Major General Heico Hübner, Commander of 1 Armoured Division, and Brigadier General Willer had a close-up view of the exercise conducted in the Altmark region. They were able to witness the battlegroup’s level of proficiency first-hand. As the final 72-hour exercise drew to a close, Hübner remarked:”This training rotation at the Combat Training Centre was excellent. The well developed and demanding exercise scenarios were the culmination of the preparatory training undergone by 203 Tank Battalion.”

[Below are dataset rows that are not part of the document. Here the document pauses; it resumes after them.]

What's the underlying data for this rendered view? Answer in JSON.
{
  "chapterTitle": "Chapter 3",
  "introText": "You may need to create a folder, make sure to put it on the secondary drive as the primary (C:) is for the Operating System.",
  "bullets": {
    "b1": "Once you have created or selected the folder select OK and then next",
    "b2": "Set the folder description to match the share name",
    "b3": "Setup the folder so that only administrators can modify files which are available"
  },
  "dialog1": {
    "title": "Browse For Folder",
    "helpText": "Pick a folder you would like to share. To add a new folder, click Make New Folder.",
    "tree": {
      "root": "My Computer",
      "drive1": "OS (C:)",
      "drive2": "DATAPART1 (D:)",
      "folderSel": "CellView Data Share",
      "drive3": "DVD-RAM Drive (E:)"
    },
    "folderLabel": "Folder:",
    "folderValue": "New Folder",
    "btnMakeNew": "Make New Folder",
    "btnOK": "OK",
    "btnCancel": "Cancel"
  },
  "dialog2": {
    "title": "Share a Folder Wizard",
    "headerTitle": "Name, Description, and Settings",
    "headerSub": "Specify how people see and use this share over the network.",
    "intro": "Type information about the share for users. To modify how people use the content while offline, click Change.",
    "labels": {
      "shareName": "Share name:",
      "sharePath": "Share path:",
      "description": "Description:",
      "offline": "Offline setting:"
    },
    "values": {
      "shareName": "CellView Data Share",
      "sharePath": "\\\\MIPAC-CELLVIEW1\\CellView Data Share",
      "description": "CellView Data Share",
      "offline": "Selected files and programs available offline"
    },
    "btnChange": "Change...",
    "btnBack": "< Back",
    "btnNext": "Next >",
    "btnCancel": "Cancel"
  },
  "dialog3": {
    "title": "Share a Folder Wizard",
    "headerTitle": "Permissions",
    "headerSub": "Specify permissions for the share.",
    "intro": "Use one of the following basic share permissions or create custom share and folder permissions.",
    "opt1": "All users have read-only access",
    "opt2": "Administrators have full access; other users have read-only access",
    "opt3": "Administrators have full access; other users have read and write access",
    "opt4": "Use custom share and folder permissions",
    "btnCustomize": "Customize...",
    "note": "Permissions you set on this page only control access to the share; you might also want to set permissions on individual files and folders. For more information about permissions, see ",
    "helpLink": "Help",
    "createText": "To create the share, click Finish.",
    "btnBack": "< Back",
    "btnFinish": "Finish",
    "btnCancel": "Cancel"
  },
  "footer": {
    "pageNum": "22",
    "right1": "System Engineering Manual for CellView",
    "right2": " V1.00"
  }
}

When the soldiers of the multinational combat battalion were first brought together on 18 May, the focus lay on the key elements of the joint conduct of combat operations. The German Army Combat Training Centre offered ideal conditions for practising everything from the issuing of orders to communication via radio to actual combat. Units on exercise are supported by very experienced instructors who are on site with the soldiers and provide advice at the level of battalion commanders, company commanders or platoon leaders. The Centre’s evaluation team digitises exercise events to make them available for evaluations.
This training rotation was supervised by Brigadier General Stephan Willer, Commander of 21 Armoured Brigade “Lipperland” based in Augustdorf. Willer also praised the performance of the German unit during a “highly demanding final exercise”, stating how impressed he was with the level of dedication, motivation and proficiency exhibited by the men and women of the unit. He also found that interaction within the multinational battlegroup worked surprisingly well, and he was certain that the initial difficulties usually experienced had already been overcome. This summer, the battlegroup will deploy to the Lithuanian town of Rukla, located approximately 100 kilometres northwest of the country’s capital Vilnius, for a six-month rotation. The cohesion and combat effectiveness of the battlegroup, which is led by 203 Tank Battalion based in Augustdorf, will be further enhanced during a series of exercises and manoeuvres. The eFP mission serves to protect the Eastern European states and deter threats against the Alliance’s territory. Since its inception in 2017, the battlegroup in Lithuania has been under German command.
NATO has enhanced its presence in the eastern part of the Alliance, with four multinational battlegroups in Estonia, Latvia, Lithuania and Poland. These battlegroups, led by the United Kingdom, Canada, Germany and the United States respectively, are multinational, and combat-ready, demonstrating the strength of the transatlantic bond. Their presence makes clear that an attack on one Ally will be considered an attack on the whole Alliance. NATO’s battlegroups form part of the biggest reinforcement of NATO’s collective defence in a generation. The Lithuania multinational battalion battle group is under the command of the Mechanised Infantry Brigade Iron Wolf of the Lithuanian Land Forces and based in Rukla. The battalion has a headquarters company, three to four combat companies and various support units. The battle group is led by Germany. Each rotation lasts six months.
Story by Multinational Corps Northeast Public Affairs Office / Original story by Nicolai Ulbrich and Martin Waltemathe (German Armed Forces)